- ASSIGNMENT:
Tally the lines of the data below that contain the string "Pictures". Give the tally and nothing else.

- Interface dataset entries:
+ + + + + + +

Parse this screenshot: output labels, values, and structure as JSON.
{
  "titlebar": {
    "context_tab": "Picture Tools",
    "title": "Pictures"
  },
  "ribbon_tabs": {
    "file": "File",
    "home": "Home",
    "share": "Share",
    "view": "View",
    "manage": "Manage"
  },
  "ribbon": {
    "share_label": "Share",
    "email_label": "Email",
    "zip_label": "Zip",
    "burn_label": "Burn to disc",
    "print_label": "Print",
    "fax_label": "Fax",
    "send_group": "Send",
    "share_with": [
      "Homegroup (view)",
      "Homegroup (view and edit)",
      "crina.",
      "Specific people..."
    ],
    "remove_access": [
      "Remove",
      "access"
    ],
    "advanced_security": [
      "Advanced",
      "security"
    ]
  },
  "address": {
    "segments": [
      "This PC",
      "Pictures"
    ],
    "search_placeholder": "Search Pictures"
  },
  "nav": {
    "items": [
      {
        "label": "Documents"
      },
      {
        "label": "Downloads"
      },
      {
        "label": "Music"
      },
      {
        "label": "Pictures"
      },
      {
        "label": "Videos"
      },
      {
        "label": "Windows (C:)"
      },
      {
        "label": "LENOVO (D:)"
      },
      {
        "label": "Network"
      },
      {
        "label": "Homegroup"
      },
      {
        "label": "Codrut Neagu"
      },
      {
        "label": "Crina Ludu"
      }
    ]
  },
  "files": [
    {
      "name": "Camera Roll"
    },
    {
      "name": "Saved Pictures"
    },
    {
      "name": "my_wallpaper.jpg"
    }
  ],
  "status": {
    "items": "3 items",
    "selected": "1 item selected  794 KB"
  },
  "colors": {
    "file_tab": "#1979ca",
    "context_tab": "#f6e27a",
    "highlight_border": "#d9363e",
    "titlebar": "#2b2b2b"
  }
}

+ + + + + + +

- SOLUTION BELOW:
5